With diverse opinions and different viewpoints, can a concept of focussed vision for the optical industry take shape? AIOF’s attempt in this direction seemed like a welcome wave. But the question is how far will it go?
At VisionPlus, we have always propagated innovative thinking and initiatives that have played a crucial role in pushing the optical industry forward. I don’t think we are here to discover or discuss the circumstances that led to the establishment of All India Optical Federation or AIOF. Whether AIOF is a brain child of one individual actively involved in the optical business or a culmination of thoughts of a group of determined individuals who were keen to bring about a positive change in the industry, is not a cause of concern.
What I am excited about is the new dawn of positive changes that the optical industry is witnessing as a result of a body like this coming into existence. Currently, it does seem to be plagued with internal issues but I am hopeful that the esteemed members will overcome differences and work towards the greater good of the Indian optical trade.
As a true patron of innovative thinking and changes that uplift the standards of the Indian optical trade, I also believe it is important to laud the efforts of those who brave the tide to bring about the change. Through this feature, I aim to shed light on the people who played a key role in forming All India Optical Federation or AIOF, the expectations of the industry and the current situation that does pose a threat to the very vision that led to the formation of AIOF.

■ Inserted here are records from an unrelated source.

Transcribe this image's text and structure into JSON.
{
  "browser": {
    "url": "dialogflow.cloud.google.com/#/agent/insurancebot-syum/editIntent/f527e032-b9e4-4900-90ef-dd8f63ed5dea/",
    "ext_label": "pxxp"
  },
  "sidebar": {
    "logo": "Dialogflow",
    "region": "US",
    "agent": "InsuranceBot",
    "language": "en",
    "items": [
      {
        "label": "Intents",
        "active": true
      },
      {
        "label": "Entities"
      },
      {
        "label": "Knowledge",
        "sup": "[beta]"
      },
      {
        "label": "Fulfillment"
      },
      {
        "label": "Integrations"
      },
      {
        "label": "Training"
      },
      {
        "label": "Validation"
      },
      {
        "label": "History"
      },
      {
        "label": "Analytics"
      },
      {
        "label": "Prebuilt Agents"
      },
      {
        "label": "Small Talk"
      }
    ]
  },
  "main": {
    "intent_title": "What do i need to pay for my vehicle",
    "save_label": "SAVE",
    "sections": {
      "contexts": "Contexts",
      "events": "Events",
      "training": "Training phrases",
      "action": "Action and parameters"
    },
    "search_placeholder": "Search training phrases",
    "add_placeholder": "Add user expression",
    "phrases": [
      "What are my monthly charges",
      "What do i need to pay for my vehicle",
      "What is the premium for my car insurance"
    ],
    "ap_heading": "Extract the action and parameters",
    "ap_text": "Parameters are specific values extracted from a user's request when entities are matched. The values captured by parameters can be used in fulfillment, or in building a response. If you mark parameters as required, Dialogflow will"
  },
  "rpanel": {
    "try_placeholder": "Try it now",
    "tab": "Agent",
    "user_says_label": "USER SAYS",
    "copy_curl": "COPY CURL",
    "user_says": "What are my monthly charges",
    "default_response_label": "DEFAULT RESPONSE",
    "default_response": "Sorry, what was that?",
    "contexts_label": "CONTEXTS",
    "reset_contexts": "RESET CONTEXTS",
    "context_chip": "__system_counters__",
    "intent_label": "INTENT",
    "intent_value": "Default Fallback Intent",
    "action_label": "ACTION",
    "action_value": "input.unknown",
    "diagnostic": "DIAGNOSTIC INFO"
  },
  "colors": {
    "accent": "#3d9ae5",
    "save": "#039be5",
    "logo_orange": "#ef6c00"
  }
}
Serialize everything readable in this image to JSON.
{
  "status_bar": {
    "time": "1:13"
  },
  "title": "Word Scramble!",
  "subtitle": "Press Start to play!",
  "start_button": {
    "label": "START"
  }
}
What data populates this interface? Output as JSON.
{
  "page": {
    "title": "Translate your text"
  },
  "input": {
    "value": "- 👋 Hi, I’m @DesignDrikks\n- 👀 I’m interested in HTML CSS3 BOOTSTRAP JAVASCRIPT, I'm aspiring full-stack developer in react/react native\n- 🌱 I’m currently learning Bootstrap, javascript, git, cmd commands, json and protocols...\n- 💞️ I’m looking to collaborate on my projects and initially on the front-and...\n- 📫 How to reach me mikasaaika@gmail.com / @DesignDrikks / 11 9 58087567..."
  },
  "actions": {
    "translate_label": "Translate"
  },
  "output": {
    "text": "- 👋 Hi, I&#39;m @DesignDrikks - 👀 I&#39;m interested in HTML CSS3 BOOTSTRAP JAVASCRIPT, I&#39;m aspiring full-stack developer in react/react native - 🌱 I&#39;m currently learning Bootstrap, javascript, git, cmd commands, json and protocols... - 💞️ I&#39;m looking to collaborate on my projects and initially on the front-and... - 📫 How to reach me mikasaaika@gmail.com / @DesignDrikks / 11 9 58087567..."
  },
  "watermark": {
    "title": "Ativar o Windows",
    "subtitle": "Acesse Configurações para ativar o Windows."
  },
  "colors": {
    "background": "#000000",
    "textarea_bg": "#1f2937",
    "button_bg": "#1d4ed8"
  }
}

AIOF is said to have been formed by the coming together of some of the biggest chain of optical stores across India. Initially the idea whether AIOF should be only one set of like minded opticians get together and form an association or open it to any optician who is willing to become member seemed debated but at the end decided that it should be the coming together of representatives from every segment of the business, the retailers, manufacturers, wholesalers and distributors of optical products.
Prominent among those who conceived and developed the idea of forming AIOF continue to be the office bearers of the association.
Before we delve deeper into the subject, here is a look at the office bearers of AIOF:
Sudershan Binani of Himalaya Opticians and Pragnesh Gangar of Gangar Opticians were made President and Vice President respectively while Sanjeev Madan of Bonton Optician was made General Secretary. The Treasurer’s position was given to Anup Kumar of R Kumar Opticians and Snehal Turakhia of Turakhia Optical took upon as Joint Treasurer.
Hitesh Thakker, Kakubhai Thakker Optician was selected as the Editor. Seven committee members were added. They are Dhimeer Shah, Eyetech Optics, Hemant Manay, SR Gopal Rao Opticians, Ranpreet, Weldone Optician and Sherrif Bhai, Lens & Frames.
The Mumbai Optical association extended its helping hands to AIOF in its formation. Some others who deserve a mention at this stage for their support to the initiative are Lalit Kalra of Dayal Optical in Delhi, Devesh Gupta of Suprol Optical in Delhi, Hem Garg of R. K. Enterprise in Delhi,Yogesh and Vivek Mulwani of ABC Optical in Lucknow, Samrat Arora of Arora Opticals in Punjab, Aanand Maharwal of Maharwal Optical in Jaipur, Dinesh Shah of Savera Optical in Chennai, and Naishad Desai of Anand Optical in Gujarat.
Today, AIOF is said to have over five hundred members.
But what is the mission, goal and manifesto of the association?
The aims and objectives of AIOF seems to promote the growth of the retail optical business in India by improving the standards of prescribing and dispensing vision aids in the country, ensuring legislation and fair implementation of rules to govern the optical retail business. Another key role of AIOF that the organisation mentions in its manifesto is acting as bridge between traders and government to tackle issues from time to time.
Given this background, office bearers of AIOF should be keen to work towards identifying a solution for the situation and meet their objective of ensuring fair trade practices. The ultimate motive of the organisation should be to uplift the standards of Indian optical trade.
Will AIOF Survive?
Given the amount of effort that has gone into forming this association it is disappointing to see the current clash of opinions that already has begun to plague the mission of the organisation. I agree that in any organisation of AIOF’s stature, minor conflicts or difference of opinion, as we would like to call it, is unavoidable. However, I, as a true well-wisher of the Indian optical trade urge all the esteemed members to try and overlook these differences and work for the greater good of the industry. When it comes to the optical trade, there is a lot of development happening in different parts of the world and India still has a lot of catching up to do. Opticians look up to a body like AIOF to lead the way into this change and bring about the difference that they are hopeful to see. And so, I believe, it is their moral responsibility to live up to these expectations and work towards delivering it too.
As a concluding note, I would like to leave my readers with some food for thought about AIOF. As of now, the simple question that is sure to have come across your mind as well is, will AIOF tide over these differences to fulfill its promises? Will the association be able to live up to the noble intentions of working in the interest of all the stakeholders of the optical trade community? Clearly, answers for these will only be revealed over a period of time. Till then, the industry has little choice but to wait and watch how the future unfolds.